▶ [WHAT IS NEEDED]
For this exercise, please find the lines in the entries that include the word "Yangon" and copy them.

▶ [MATERIAL SHOWN]
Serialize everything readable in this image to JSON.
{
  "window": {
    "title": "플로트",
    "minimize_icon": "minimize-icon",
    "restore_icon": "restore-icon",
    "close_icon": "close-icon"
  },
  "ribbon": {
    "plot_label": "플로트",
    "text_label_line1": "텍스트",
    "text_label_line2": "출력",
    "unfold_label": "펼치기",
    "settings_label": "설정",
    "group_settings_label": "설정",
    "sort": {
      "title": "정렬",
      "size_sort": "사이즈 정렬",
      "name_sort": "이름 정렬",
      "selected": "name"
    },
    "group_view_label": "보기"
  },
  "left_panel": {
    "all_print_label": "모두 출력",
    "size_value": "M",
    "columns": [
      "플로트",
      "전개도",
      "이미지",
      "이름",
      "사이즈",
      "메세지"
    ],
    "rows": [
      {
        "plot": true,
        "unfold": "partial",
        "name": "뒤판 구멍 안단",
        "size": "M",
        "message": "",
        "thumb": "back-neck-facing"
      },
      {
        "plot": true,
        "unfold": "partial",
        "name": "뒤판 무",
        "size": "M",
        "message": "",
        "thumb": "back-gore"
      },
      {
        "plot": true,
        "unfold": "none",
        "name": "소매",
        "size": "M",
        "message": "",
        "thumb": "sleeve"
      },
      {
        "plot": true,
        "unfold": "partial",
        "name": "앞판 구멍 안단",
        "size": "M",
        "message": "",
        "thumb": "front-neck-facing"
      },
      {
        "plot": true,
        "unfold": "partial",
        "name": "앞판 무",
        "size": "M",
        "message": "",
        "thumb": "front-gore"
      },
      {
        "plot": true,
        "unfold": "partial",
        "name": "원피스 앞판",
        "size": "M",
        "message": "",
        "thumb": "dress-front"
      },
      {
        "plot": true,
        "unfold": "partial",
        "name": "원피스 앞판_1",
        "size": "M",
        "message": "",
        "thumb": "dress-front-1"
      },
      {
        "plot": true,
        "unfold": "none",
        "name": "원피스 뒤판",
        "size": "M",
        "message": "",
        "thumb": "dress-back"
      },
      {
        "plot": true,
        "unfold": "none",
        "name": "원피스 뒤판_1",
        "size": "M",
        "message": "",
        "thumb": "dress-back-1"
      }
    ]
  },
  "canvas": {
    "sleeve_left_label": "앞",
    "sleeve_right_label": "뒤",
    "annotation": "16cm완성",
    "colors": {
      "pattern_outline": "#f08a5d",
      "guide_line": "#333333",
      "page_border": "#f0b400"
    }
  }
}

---

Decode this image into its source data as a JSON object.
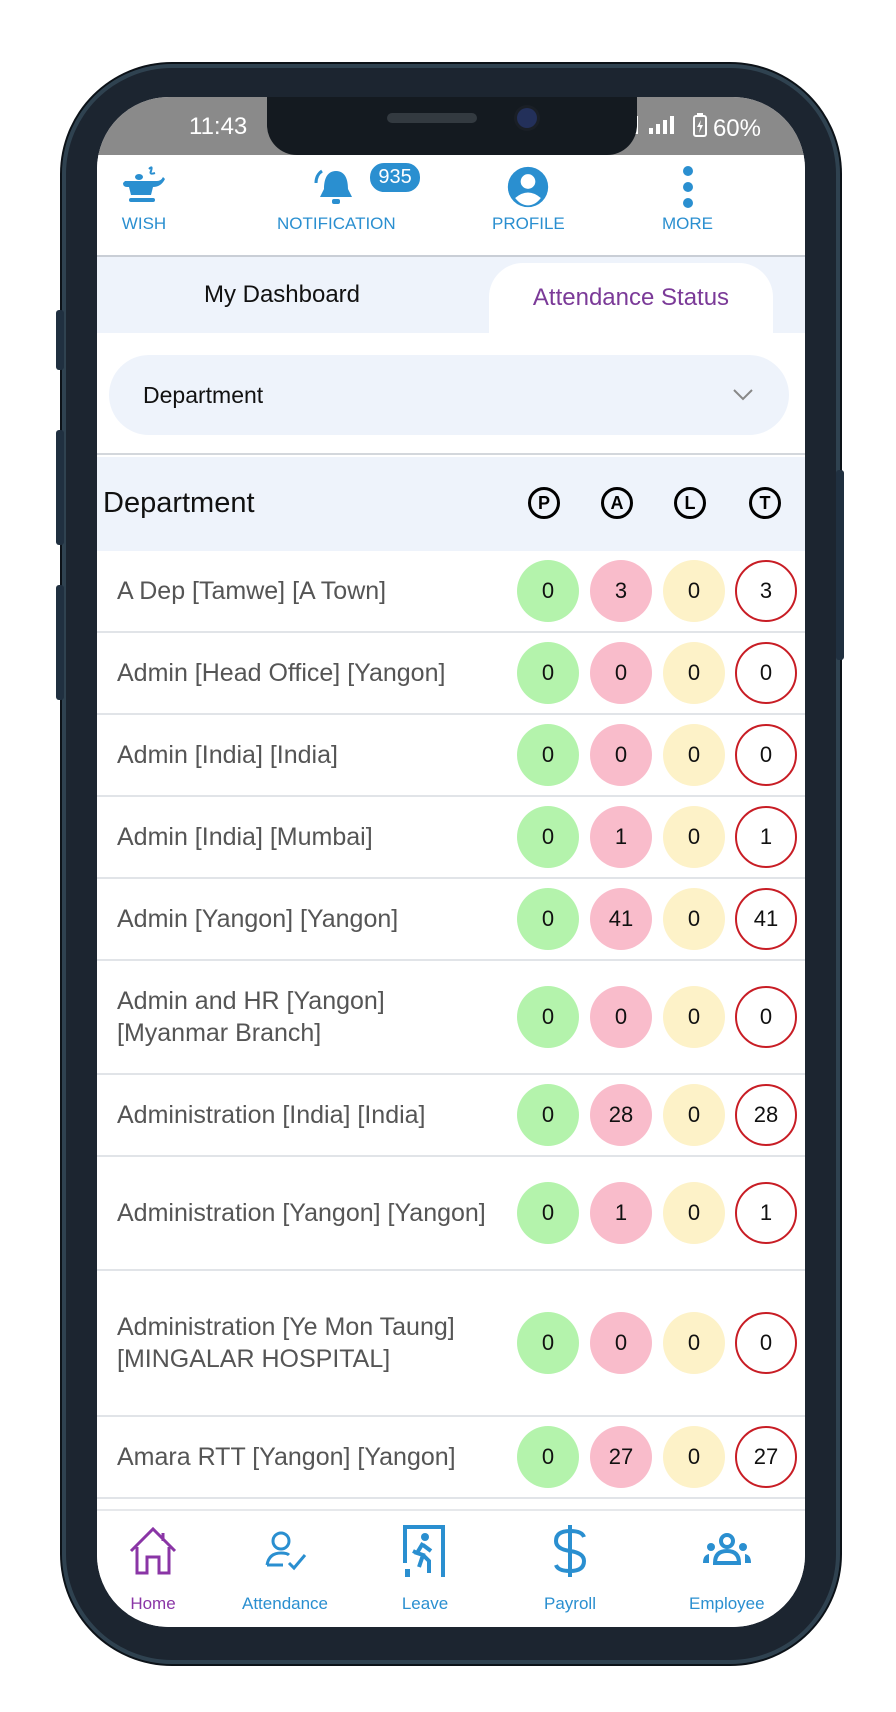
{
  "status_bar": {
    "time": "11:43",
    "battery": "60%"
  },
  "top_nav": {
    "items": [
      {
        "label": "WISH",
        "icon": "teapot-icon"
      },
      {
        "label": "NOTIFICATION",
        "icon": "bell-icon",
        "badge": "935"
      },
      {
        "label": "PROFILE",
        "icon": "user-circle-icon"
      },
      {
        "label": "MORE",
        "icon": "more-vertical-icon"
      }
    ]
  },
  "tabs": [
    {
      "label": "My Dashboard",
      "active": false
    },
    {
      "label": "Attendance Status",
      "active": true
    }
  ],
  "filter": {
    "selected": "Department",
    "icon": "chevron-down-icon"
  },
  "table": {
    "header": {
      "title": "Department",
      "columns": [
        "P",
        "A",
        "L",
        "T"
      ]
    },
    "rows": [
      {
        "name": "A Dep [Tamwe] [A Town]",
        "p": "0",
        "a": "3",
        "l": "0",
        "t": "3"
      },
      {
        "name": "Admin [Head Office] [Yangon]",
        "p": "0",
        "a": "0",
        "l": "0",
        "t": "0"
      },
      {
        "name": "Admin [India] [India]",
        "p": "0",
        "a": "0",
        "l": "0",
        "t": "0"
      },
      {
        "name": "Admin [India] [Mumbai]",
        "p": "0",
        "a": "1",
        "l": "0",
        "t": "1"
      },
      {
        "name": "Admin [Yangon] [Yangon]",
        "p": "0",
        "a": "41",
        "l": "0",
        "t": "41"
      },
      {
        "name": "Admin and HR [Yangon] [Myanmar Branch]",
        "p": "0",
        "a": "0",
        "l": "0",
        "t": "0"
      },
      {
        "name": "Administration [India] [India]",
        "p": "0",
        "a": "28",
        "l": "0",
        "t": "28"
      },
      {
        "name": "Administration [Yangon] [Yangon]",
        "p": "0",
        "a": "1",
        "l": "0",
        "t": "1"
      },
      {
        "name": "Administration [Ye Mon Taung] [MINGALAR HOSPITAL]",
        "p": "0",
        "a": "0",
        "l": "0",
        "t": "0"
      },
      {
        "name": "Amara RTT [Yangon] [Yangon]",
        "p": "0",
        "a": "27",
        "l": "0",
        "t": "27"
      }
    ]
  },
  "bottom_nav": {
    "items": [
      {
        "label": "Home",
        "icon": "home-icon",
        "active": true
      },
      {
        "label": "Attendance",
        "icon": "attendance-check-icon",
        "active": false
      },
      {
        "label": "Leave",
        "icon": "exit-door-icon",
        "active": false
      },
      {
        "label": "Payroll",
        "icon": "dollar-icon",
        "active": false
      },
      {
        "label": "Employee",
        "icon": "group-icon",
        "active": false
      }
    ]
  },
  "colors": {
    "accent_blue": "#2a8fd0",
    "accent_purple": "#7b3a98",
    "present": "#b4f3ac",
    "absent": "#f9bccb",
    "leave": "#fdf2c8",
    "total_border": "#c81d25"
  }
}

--

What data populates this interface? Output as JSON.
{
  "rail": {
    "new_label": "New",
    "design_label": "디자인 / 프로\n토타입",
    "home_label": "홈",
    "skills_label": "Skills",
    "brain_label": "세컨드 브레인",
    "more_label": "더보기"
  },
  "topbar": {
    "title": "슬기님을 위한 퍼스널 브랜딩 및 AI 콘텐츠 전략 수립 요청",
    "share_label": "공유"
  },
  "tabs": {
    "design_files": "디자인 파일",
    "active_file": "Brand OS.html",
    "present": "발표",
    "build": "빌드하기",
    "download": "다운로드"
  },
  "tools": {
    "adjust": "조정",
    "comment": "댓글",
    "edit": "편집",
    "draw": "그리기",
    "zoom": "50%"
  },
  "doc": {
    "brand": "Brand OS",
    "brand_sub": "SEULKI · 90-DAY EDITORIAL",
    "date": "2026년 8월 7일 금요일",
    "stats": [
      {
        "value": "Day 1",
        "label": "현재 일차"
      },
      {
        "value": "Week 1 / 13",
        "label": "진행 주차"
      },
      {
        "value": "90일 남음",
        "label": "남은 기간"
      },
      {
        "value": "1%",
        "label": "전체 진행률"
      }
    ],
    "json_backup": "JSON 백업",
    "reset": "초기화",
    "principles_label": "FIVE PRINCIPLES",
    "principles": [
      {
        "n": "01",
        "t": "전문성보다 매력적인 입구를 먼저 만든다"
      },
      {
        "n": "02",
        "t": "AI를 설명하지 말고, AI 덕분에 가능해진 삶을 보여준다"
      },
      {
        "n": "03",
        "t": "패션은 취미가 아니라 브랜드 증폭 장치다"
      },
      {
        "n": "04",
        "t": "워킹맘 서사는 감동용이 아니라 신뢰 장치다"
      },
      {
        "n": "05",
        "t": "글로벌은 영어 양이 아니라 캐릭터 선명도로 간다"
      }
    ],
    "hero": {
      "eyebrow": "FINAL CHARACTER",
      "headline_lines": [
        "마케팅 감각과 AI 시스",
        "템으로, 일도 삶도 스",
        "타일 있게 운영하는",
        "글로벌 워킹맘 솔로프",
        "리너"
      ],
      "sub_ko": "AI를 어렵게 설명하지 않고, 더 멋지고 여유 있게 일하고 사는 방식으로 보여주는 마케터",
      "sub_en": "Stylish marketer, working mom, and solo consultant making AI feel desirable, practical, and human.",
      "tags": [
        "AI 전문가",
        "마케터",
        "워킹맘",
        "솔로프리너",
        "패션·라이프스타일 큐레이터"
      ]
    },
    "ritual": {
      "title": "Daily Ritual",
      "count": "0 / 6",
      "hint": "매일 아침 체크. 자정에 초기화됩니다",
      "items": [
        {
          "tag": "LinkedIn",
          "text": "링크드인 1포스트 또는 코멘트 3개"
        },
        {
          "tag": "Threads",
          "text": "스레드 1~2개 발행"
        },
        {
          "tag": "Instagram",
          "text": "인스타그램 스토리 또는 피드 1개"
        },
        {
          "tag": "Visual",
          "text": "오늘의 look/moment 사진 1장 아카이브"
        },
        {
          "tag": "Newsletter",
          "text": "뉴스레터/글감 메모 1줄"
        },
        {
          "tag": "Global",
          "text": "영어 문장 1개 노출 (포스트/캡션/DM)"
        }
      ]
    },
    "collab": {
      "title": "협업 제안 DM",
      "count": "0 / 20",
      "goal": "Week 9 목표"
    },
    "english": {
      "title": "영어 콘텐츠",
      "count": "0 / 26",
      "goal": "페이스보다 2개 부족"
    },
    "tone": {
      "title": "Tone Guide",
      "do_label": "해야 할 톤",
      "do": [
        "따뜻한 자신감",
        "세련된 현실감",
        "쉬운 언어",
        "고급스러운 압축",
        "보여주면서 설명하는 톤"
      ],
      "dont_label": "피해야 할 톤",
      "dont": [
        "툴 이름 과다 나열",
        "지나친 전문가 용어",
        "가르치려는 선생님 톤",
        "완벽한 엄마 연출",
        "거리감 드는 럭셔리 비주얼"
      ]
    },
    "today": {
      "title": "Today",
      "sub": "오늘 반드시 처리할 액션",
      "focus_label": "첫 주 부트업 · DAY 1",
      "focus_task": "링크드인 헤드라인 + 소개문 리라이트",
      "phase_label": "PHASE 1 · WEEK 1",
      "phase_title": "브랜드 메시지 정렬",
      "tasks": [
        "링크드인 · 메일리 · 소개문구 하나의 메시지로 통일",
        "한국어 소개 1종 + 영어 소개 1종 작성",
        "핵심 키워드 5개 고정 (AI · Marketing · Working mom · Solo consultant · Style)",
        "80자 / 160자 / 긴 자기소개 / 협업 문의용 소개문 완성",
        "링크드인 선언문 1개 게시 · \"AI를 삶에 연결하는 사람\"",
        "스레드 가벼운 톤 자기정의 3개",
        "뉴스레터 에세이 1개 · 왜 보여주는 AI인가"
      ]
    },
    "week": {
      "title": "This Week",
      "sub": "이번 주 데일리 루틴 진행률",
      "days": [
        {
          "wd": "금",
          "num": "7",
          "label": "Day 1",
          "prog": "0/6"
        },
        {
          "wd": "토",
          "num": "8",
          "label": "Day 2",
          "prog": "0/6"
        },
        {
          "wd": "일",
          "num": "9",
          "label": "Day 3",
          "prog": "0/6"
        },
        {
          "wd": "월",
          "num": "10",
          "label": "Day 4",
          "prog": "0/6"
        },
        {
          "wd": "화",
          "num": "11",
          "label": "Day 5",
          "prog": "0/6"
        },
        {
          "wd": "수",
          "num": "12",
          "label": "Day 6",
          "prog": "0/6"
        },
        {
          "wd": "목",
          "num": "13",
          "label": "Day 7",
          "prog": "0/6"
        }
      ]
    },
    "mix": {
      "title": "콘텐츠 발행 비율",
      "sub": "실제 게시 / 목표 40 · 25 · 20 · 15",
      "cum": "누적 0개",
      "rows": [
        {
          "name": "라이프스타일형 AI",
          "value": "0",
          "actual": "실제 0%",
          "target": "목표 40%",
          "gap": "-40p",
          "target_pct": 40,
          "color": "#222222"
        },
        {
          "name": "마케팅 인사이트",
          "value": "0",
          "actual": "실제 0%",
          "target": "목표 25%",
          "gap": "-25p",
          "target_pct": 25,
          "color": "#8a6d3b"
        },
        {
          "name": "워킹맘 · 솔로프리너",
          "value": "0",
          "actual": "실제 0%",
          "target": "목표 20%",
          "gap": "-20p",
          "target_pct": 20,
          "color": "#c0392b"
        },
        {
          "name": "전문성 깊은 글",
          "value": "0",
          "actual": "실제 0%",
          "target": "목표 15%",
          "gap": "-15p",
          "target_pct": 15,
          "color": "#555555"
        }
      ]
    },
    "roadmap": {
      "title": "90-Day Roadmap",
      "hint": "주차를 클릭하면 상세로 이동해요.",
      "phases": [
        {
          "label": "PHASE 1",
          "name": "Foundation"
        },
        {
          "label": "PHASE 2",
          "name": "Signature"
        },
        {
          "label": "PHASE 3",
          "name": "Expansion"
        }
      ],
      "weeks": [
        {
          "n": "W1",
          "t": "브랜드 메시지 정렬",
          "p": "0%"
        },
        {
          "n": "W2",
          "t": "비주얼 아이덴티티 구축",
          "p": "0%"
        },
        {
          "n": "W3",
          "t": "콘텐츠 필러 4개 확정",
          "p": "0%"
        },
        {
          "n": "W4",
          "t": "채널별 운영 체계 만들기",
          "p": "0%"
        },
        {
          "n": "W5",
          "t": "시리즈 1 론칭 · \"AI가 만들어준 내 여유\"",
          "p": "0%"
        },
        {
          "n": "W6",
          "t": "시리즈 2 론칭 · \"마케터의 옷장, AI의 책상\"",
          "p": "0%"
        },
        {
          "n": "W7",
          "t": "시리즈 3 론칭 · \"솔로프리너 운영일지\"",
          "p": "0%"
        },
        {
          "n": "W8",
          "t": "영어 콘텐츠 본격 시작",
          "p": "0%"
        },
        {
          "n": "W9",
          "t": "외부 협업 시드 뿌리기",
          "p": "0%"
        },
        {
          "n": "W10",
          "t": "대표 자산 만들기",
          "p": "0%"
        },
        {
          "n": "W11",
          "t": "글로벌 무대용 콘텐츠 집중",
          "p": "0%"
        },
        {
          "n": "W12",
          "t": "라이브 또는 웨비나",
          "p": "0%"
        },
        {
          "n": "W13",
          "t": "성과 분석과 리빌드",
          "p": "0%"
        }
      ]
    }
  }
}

▶ [YOUR SOLUTION]
        "name": "Admin [Head Office] [Yangon]",
        "name": "Admin [Yangon] [Yangon]",
        "name": "Admin and HR [Yangon] [Myanmar Branch]",
        "name": "Administration [Yangon] [Yangon]",
        "name": "Amara RTT [Yangon] [Yangon]",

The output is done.